== PROVIDED INFORMATION

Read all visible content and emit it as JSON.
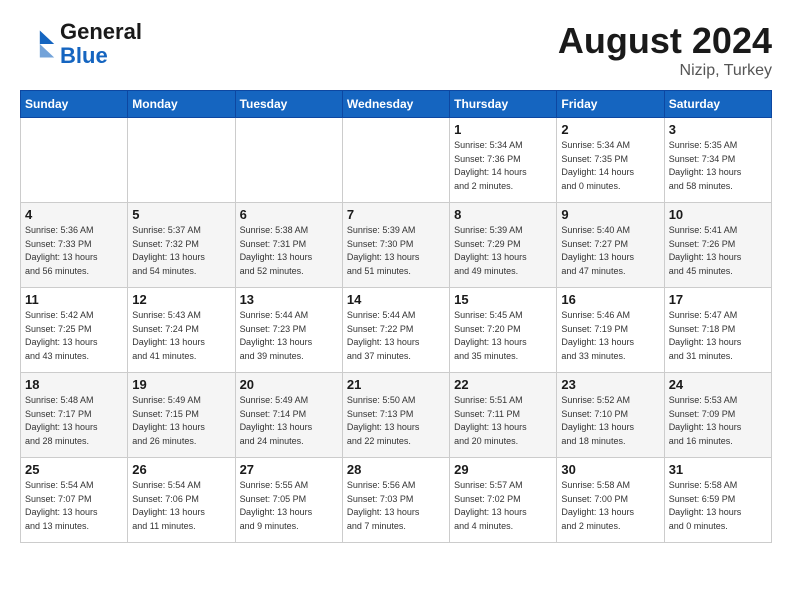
{
  "header": {
    "logo_line1": "General",
    "logo_line2": "Blue",
    "month": "August 2024",
    "location": "Nizip, Turkey"
  },
  "weekdays": [
    "Sunday",
    "Monday",
    "Tuesday",
    "Wednesday",
    "Thursday",
    "Friday",
    "Saturday"
  ],
  "weeks": [
    [
      {
        "day": "",
        "info": ""
      },
      {
        "day": "",
        "info": ""
      },
      {
        "day": "",
        "info": ""
      },
      {
        "day": "",
        "info": ""
      },
      {
        "day": "1",
        "info": "Sunrise: 5:34 AM\nSunset: 7:36 PM\nDaylight: 14 hours\nand 2 minutes."
      },
      {
        "day": "2",
        "info": "Sunrise: 5:34 AM\nSunset: 7:35 PM\nDaylight: 14 hours\nand 0 minutes."
      },
      {
        "day": "3",
        "info": "Sunrise: 5:35 AM\nSunset: 7:34 PM\nDaylight: 13 hours\nand 58 minutes."
      }
    ],
    [
      {
        "day": "4",
        "info": "Sunrise: 5:36 AM\nSunset: 7:33 PM\nDaylight: 13 hours\nand 56 minutes."
      },
      {
        "day": "5",
        "info": "Sunrise: 5:37 AM\nSunset: 7:32 PM\nDaylight: 13 hours\nand 54 minutes."
      },
      {
        "day": "6",
        "info": "Sunrise: 5:38 AM\nSunset: 7:31 PM\nDaylight: 13 hours\nand 52 minutes."
      },
      {
        "day": "7",
        "info": "Sunrise: 5:39 AM\nSunset: 7:30 PM\nDaylight: 13 hours\nand 51 minutes."
      },
      {
        "day": "8",
        "info": "Sunrise: 5:39 AM\nSunset: 7:29 PM\nDaylight: 13 hours\nand 49 minutes."
      },
      {
        "day": "9",
        "info": "Sunrise: 5:40 AM\nSunset: 7:27 PM\nDaylight: 13 hours\nand 47 minutes."
      },
      {
        "day": "10",
        "info": "Sunrise: 5:41 AM\nSunset: 7:26 PM\nDaylight: 13 hours\nand 45 minutes."
      }
    ],
    [
      {
        "day": "11",
        "info": "Sunrise: 5:42 AM\nSunset: 7:25 PM\nDaylight: 13 hours\nand 43 minutes."
      },
      {
        "day": "12",
        "info": "Sunrise: 5:43 AM\nSunset: 7:24 PM\nDaylight: 13 hours\nand 41 minutes."
      },
      {
        "day": "13",
        "info": "Sunrise: 5:44 AM\nSunset: 7:23 PM\nDaylight: 13 hours\nand 39 minutes."
      },
      {
        "day": "14",
        "info": "Sunrise: 5:44 AM\nSunset: 7:22 PM\nDaylight: 13 hours\nand 37 minutes."
      },
      {
        "day": "15",
        "info": "Sunrise: 5:45 AM\nSunset: 7:20 PM\nDaylight: 13 hours\nand 35 minutes."
      },
      {
        "day": "16",
        "info": "Sunrise: 5:46 AM\nSunset: 7:19 PM\nDaylight: 13 hours\nand 33 minutes."
      },
      {
        "day": "17",
        "info": "Sunrise: 5:47 AM\nSunset: 7:18 PM\nDaylight: 13 hours\nand 31 minutes."
      }
    ],
    [
      {
        "day": "18",
        "info": "Sunrise: 5:48 AM\nSunset: 7:17 PM\nDaylight: 13 hours\nand 28 minutes."
      },
      {
        "day": "19",
        "info": "Sunrise: 5:49 AM\nSunset: 7:15 PM\nDaylight: 13 hours\nand 26 minutes."
      },
      {
        "day": "20",
        "info": "Sunrise: 5:49 AM\nSunset: 7:14 PM\nDaylight: 13 hours\nand 24 minutes."
      },
      {
        "day": "21",
        "info": "Sunrise: 5:50 AM\nSunset: 7:13 PM\nDaylight: 13 hours\nand 22 minutes."
      },
      {
        "day": "22",
        "info": "Sunrise: 5:51 AM\nSunset: 7:11 PM\nDaylight: 13 hours\nand 20 minutes."
      },
      {
        "day": "23",
        "info": "Sunrise: 5:52 AM\nSunset: 7:10 PM\nDaylight: 13 hours\nand 18 minutes."
      },
      {
        "day": "24",
        "info": "Sunrise: 5:53 AM\nSunset: 7:09 PM\nDaylight: 13 hours\nand 16 minutes."
      }
    ],
    [
      {
        "day": "25",
        "info": "Sunrise: 5:54 AM\nSunset: 7:07 PM\nDaylight: 13 hours\nand 13 minutes."
      },
      {
        "day": "26",
        "info": "Sunrise: 5:54 AM\nSunset: 7:06 PM\nDaylight: 13 hours\nand 11 minutes."
      },
      {
        "day": "27",
        "info": "Sunrise: 5:55 AM\nSunset: 7:05 PM\nDaylight: 13 hours\nand 9 minutes."
      },
      {
        "day": "28",
        "info": "Sunrise: 5:56 AM\nSunset: 7:03 PM\nDaylight: 13 hours\nand 7 minutes."
      },
      {
        "day": "29",
        "info": "Sunrise: 5:57 AM\nSunset: 7:02 PM\nDaylight: 13 hours\nand 4 minutes."
      },
      {
        "day": "30",
        "info": "Sunrise: 5:58 AM\nSunset: 7:00 PM\nDaylight: 13 hours\nand 2 minutes."
      },
      {
        "day": "31",
        "info": "Sunrise: 5:58 AM\nSunset: 6:59 PM\nDaylight: 13 hours\nand 0 minutes."
      }
    ]
  ]
}
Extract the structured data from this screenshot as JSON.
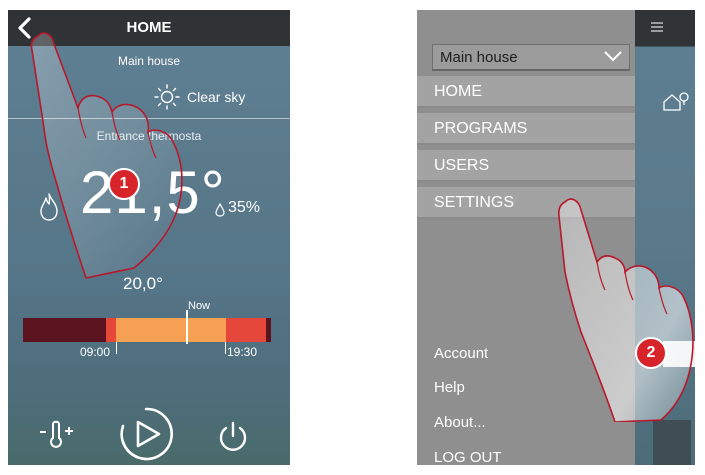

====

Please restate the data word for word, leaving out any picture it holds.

*SOLUTION TO THIS PROBLEM*
Read all visible content and emit it as JSON.
{
  "header": {
    "logo_line1": "General",
    "logo_line2": "Blue",
    "month": "August 2024",
    "location": "Nizip, Turkey"
  },
  "weekdays": [
    "Sunday",
    "Monday",
    "Tuesday",
    "Wednesday",
    "Thursday",
    "Friday",
    "Saturday"
  ],
  "weeks": [
    [
      {
        "day": "",
        "info": ""
      },
      {
        "day": "",
        "info": ""
      },
      {
        "day": "",
        "info": ""
      },
      {
        "day": "",
        "info": ""
      },
      {
        "day": "1",
        "info": "Sunrise: 5:34 AM\nSunset: 7:36 PM\nDaylight: 14 hours\nand 2 minutes."
      },
      {
        "day": "2",
        "info": "Sunrise: 5:34 AM\nSunset: 7:35 PM\nDaylight: 14 hours\nand 0 minutes."
      },
      {
        "day": "3",
        "info": "Sunrise: 5:35 AM\nSunset: 7:34 PM\nDaylight: 13 hours\nand 58 minutes."
      }
    ],
    [
      {
        "day": "4",
        "info": "Sunrise: 5:36 AM\nSunset: 7:33 PM\nDaylight: 13 hours\nand 56 minutes."
      },
      {
        "day": "5",
        "info": "Sunrise: 5:37 AM\nSunset: 7:32 PM\nDaylight: 13 hours\nand 54 minutes."
      },
      {
        "day": "6",
        "info": "Sunrise: 5:38 AM\nSunset: 7:31 PM\nDaylight: 13 hours\nand 52 minutes."
      },
      {
        "day": "7",
        "info": "Sunrise: 5:39 AM\nSunset: 7:30 PM\nDaylight: 13 hours\nand 51 minutes."
      },
      {
        "day": "8",
        "info": "Sunrise: 5:39 AM\nSunset: 7:29 PM\nDaylight: 13 hours\nand 49 minutes."
      },
      {
        "day": "9",
        "info": "Sunrise: 5:40 AM\nSunset: 7:27 PM\nDaylight: 13 hours\nand 47 minutes."
      },
      {
        "day": "10",
        "info": "Sunrise: 5:41 AM\nSunset: 7:26 PM\nDaylight: 13 hours\nand 45 minutes."
      }
    ],
    [
      {
        "day": "11",
        "info": "Sunrise: 5:42 AM\nSunset: 7:25 PM\nDaylight: 13 hours\nand 43 minutes."
      },
      {
        "day": "12",
        "info": "Sunrise: 5:43 AM\nSunset: 7:24 PM\nDaylight: 13 hours\nand 41 minutes."
      },
      {
        "day": "13",
        "info": "Sunrise: 5:44 AM\nSunset: 7:23 PM\nDaylight: 13 hours\nand 39 minutes."
      },
      {
        "day": "14",
        "info": "Sunrise: 5:44 AM\nSunset: 7:22 PM\nDaylight: 13 hours\nand 37 minutes."
      },
      {
        "day": "15",
        "info": "Sunrise: 5:45 AM\nSunset: 7:20 PM\nDaylight: 13 hours\nand 35 minutes."
      },
      {
        "day": "16",
        "info": "Sunrise: 5:46 AM\nSunset: 7:19 PM\nDaylight: 13 hours\nand 33 minutes."
      },
      {
        "day": "17",
        "info": "Sunrise: 5:47 AM\nSunset: 7:18 PM\nDaylight: 13 hours\nand 31 minutes."
      }
    ],
    [
      {
        "day": "18",
        "info": "Sunrise: 5:48 AM\nSunset: 7:17 PM\nDaylight: 13 hours\nand 28 minutes."
      },
      {
        "day": "19",
        "info": "Sunrise: 5:49 AM\nSunset: 7:15 PM\nDaylight: 13 hours\nand 26 minutes."
      },
      {
        "day": "20",
        "info": "Sunrise: 5:49 AM\nSunset: 7:14 PM\nDaylight: 13 hours\nand 24 minutes."
      },
      {
        "day": "21",
        "info": "Sunrise: 5:50 AM\nSunset: 7:13 PM\nDaylight: 13 hours\nand 22 minutes."
      },
      {
        "day": "22",
        "info": "Sunrise: 5:51 AM\nSunset: 7:11 PM\nDaylight: 13 hours\nand 20 minutes."
      },
      {
        "day": "23",
        "info": "Sunrise: 5:52 AM\nSunset: 7:10 PM\nDaylight: 13 hours\nand 18 minutes."
      },
      {
        "day": "24",
        "info": "Sunrise: 5:53 AM\nSunset: 7:09 PM\nDaylight: 13 hours\nand 16 minutes."
      }
    ],
    [
      {
        "day": "25",
        "info": "Sunrise: 5:54 AM\nSunset: 7:07 PM\nDaylight: 13 hours\nand 13 minutes."
      },
      {
        "day": "26",
        "info": "Sunrise: 5:54 AM\nSunset: 7:06 PM\nDaylight: 13 hours\nand 11 minutes."
      },
      {
        "day": "27",
        "info": "Sunrise: 5:55 AM\nSunset: 7:05 PM\nDaylight: 13 hours\nand 9 minutes."
      },
      {
        "day": "28",
        "info": "Sunrise: 5:56 AM\nSunset: 7:03 PM\nDaylight: 13 hours\nand 7 minutes."
      },
      {
        "day": "29",
        "info": "Sunrise: 5:57 AM\nSunset: 7:02 PM\nDaylight: 13 hours\nand 4 minutes."
      },
      {
        "day": "30",
        "info": "Sunrise: 5:58 AM\nSunset: 7:00 PM\nDaylight: 13 hours\nand 2 minutes."
      },
      {
        "day": "31",
        "info": "Sunrise: 5:58 AM\nSunset: 6:59 PM\nDaylight: 13 hours\nand 0 minutes."
      }
    ]
  ]
}
Extract the structured data from this screenshot as JSON.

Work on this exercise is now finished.